Jay Batlle's "Epicurean" paintings, drawings, and sculptures take the
habits of the gourmet as a source of inspiration and social commentary. Batlle belongs to a generation of American artists who have responded to the precepts of minimalism and conceptualism. These artists aim to recreate the image and the social process in art, providing a channel for imaginary and everyday experience and forcing academic conventions to confront mass culture. The artist asks: What is the true meaning of art, getting to the top of the social economic ladder or having enough to eat?
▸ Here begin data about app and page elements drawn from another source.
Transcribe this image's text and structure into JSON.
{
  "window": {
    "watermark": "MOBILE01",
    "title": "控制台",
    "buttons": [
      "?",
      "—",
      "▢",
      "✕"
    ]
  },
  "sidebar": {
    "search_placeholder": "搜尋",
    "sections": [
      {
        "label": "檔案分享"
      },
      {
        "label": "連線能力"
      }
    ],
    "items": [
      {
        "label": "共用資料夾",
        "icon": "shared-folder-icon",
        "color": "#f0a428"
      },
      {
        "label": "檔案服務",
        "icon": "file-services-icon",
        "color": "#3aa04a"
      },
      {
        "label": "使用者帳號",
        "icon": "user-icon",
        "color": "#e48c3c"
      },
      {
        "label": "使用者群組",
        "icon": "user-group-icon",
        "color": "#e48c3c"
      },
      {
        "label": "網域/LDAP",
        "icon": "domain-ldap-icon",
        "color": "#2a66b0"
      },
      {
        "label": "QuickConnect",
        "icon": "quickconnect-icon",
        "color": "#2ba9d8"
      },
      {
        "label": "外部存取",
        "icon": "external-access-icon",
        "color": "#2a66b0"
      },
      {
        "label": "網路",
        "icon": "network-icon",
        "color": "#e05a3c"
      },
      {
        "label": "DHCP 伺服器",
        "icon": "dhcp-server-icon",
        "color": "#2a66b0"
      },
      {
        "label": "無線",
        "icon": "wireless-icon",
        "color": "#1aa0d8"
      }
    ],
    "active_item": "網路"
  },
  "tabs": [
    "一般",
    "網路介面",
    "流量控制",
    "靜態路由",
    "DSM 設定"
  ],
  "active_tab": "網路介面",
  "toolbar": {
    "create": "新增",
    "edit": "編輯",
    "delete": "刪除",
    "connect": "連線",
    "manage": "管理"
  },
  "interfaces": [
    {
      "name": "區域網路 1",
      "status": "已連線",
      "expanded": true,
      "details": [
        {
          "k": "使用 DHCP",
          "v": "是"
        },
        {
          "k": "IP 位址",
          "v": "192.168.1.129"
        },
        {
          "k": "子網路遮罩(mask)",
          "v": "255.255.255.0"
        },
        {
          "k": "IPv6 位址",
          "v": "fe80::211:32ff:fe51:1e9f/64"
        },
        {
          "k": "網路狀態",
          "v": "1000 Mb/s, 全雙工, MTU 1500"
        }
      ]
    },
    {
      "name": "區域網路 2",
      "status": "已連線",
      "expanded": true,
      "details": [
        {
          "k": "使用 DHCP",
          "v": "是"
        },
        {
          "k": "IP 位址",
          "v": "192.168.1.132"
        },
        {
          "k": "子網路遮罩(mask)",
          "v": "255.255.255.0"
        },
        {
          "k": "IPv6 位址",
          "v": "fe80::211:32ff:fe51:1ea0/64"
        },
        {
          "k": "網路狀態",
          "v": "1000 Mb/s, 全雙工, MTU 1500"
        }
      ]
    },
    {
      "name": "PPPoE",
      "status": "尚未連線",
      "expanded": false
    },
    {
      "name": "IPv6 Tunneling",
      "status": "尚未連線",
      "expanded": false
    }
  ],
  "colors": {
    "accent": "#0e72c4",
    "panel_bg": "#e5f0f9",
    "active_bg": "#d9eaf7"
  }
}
A skilled chef as well as an artist, Batlle treats his art much like a recipe, with careful preparation and a methodical process. His layered compositions often incorporate images and text from the food section of publications such as theNew Yorker and the New York Times or from pieces of stationary from restaurants around the world, as well as fragments of recipes, sketches, photographs, and other found objects. The resulting works, finished off with dripping coffee grounds, wine, and other food stains, seem to be both a critique of dining decadence and also a celebration of the preparation and consumption of food across cultures.